Interface dataset entries

┄┄┄┄┄┄

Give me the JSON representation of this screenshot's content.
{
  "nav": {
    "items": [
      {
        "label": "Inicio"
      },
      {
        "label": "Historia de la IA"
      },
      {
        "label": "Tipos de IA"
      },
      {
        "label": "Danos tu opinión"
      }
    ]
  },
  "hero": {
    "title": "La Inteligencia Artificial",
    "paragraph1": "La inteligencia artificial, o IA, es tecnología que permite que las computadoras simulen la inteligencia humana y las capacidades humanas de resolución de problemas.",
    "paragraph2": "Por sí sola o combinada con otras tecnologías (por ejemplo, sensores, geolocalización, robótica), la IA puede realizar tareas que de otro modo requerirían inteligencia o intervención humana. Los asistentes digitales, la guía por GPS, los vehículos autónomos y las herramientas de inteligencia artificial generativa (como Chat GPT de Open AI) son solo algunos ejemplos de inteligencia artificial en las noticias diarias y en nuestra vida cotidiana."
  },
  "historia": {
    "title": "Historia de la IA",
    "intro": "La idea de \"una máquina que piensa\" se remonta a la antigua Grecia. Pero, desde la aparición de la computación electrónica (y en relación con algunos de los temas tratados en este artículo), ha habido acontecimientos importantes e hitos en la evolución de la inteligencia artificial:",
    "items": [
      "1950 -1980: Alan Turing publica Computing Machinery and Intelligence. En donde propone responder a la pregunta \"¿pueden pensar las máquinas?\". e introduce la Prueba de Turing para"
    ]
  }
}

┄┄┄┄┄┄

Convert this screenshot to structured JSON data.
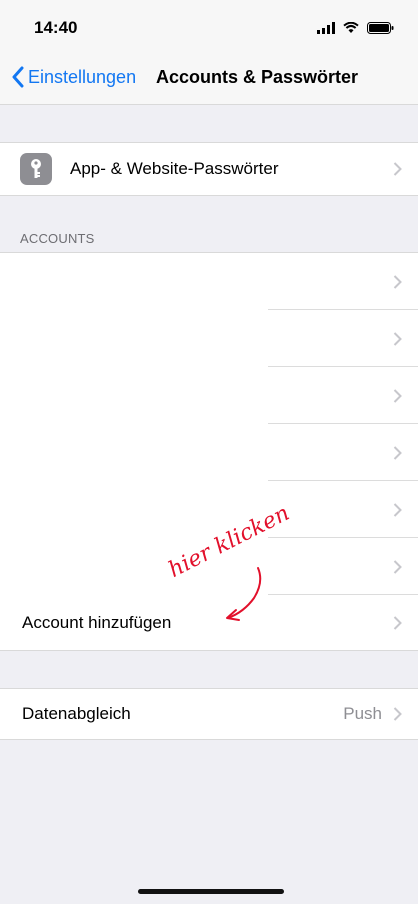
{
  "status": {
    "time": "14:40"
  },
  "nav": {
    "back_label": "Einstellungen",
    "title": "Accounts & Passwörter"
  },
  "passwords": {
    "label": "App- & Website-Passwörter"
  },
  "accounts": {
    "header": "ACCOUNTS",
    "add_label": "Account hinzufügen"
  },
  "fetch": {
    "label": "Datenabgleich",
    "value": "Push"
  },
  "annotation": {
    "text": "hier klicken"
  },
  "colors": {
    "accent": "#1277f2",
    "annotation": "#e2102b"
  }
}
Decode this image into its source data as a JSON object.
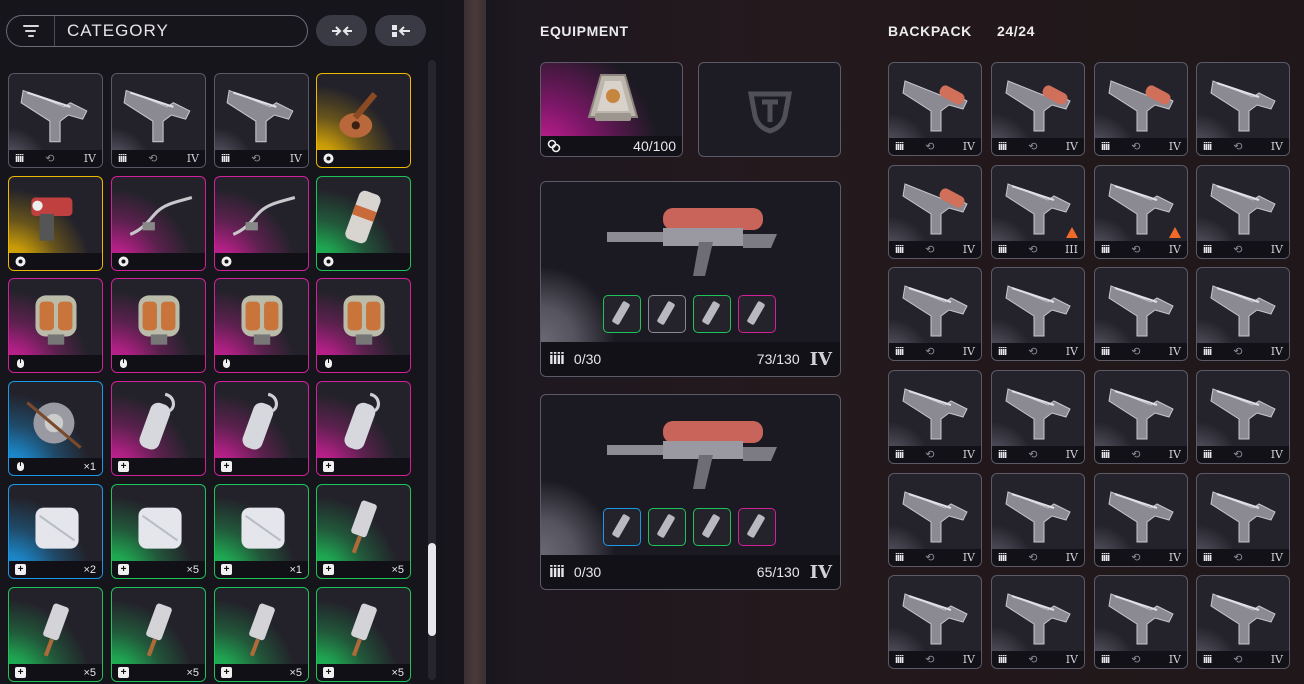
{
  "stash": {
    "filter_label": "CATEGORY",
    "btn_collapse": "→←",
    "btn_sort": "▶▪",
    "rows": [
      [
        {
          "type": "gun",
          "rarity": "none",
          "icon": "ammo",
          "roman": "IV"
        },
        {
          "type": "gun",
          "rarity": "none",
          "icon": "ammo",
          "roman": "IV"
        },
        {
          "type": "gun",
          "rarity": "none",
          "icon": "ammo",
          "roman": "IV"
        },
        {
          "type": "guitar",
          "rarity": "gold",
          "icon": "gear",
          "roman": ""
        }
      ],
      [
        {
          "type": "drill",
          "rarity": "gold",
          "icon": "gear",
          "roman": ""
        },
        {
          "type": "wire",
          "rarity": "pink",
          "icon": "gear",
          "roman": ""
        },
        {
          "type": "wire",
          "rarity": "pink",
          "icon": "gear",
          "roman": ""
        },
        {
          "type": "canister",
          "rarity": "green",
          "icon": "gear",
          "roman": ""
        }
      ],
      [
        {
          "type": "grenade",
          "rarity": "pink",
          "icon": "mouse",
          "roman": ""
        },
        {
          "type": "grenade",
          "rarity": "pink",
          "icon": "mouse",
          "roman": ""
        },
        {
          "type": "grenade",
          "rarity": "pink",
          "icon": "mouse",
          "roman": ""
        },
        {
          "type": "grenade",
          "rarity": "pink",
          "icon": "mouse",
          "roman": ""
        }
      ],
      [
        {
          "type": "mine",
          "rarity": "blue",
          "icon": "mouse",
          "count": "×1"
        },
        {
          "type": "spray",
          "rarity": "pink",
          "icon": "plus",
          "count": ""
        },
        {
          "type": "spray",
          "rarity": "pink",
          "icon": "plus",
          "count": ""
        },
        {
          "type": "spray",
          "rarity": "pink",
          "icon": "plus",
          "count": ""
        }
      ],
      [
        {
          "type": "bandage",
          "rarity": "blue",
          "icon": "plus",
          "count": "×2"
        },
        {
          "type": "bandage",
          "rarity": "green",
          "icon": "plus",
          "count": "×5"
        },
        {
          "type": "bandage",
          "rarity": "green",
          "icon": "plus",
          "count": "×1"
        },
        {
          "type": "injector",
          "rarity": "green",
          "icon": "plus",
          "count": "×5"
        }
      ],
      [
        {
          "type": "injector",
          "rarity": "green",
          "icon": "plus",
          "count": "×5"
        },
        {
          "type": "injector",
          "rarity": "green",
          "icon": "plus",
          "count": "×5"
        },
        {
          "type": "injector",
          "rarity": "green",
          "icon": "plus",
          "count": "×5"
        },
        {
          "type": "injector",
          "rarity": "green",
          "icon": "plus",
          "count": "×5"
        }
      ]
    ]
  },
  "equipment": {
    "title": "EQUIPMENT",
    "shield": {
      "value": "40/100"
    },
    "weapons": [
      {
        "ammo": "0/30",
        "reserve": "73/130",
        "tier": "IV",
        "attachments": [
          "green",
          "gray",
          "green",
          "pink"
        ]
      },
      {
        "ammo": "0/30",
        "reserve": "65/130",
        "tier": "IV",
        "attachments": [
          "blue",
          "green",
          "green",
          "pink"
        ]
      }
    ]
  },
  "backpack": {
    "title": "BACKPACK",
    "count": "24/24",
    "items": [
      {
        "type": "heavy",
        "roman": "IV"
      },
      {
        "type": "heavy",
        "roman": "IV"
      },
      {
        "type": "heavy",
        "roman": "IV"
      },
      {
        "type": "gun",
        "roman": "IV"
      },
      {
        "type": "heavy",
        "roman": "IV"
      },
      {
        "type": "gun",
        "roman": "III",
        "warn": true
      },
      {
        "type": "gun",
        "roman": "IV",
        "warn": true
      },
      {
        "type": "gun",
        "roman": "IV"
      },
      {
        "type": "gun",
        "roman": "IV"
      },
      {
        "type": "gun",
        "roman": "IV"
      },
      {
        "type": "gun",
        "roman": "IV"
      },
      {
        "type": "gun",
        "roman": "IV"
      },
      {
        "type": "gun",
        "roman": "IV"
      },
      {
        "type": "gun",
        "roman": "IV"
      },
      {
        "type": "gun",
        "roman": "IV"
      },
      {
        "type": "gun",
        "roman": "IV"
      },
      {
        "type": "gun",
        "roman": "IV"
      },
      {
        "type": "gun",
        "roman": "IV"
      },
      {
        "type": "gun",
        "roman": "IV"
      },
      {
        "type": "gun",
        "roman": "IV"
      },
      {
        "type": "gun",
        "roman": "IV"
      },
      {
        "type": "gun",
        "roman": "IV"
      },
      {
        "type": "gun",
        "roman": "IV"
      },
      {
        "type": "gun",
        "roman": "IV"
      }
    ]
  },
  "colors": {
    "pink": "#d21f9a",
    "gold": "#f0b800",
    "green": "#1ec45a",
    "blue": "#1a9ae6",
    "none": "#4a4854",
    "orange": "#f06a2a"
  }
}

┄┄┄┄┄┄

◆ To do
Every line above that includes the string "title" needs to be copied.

◆ Solution for this task
    "title": "La Inteligencia Artificial",
    "title": "Historia de la IA",
    "title": "Accounts & Passwörter"
    "title": "EQUIPMENT",
    "title": "BACKPACK",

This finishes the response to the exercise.